Material for the task =

□ □ □ □ □

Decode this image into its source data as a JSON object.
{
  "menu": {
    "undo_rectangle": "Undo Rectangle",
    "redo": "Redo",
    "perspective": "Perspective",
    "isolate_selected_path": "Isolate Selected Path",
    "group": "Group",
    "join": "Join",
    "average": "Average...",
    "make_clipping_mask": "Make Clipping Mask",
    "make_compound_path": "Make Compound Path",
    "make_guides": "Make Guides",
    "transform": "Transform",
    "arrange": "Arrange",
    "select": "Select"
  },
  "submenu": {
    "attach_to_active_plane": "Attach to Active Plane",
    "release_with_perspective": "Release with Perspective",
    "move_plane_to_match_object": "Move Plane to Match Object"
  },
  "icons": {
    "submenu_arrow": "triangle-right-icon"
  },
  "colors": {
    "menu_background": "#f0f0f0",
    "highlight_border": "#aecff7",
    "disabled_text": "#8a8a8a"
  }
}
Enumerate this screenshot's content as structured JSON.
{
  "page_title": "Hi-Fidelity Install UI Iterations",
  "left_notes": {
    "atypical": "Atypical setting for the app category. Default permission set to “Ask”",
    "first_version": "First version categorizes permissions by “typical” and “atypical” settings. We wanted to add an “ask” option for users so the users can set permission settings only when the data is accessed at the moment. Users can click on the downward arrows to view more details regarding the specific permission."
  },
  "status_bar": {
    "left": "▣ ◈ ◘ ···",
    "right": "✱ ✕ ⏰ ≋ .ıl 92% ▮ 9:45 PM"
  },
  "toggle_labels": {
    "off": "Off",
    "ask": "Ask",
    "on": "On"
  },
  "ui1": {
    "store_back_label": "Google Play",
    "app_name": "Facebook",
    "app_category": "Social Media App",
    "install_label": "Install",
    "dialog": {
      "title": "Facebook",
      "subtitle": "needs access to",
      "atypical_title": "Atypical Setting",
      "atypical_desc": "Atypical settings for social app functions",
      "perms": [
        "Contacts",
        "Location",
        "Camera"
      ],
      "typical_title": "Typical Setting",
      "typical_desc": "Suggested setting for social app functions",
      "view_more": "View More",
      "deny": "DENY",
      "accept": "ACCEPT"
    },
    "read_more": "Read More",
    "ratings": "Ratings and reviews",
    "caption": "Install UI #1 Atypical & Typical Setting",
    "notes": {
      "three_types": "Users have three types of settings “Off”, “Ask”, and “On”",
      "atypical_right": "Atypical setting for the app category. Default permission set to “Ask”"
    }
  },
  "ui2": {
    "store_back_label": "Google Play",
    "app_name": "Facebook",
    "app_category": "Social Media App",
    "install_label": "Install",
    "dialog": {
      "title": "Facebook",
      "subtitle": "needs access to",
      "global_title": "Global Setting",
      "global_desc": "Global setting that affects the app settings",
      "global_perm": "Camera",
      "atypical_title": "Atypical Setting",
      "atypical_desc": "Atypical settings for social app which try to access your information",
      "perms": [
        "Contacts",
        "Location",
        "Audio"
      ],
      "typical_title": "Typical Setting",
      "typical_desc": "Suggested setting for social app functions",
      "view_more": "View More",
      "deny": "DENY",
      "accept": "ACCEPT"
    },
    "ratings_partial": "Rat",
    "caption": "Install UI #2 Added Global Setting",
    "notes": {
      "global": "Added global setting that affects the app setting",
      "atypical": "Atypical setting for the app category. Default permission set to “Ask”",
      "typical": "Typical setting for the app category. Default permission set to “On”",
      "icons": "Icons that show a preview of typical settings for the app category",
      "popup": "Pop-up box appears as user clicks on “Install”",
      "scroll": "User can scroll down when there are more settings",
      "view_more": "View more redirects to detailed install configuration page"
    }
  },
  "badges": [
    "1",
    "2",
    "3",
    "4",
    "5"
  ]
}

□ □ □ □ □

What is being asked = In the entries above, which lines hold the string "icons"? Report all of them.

Written answer =
  "icons": {
      "icons": "Icons that show a preview of typical settings for the app category",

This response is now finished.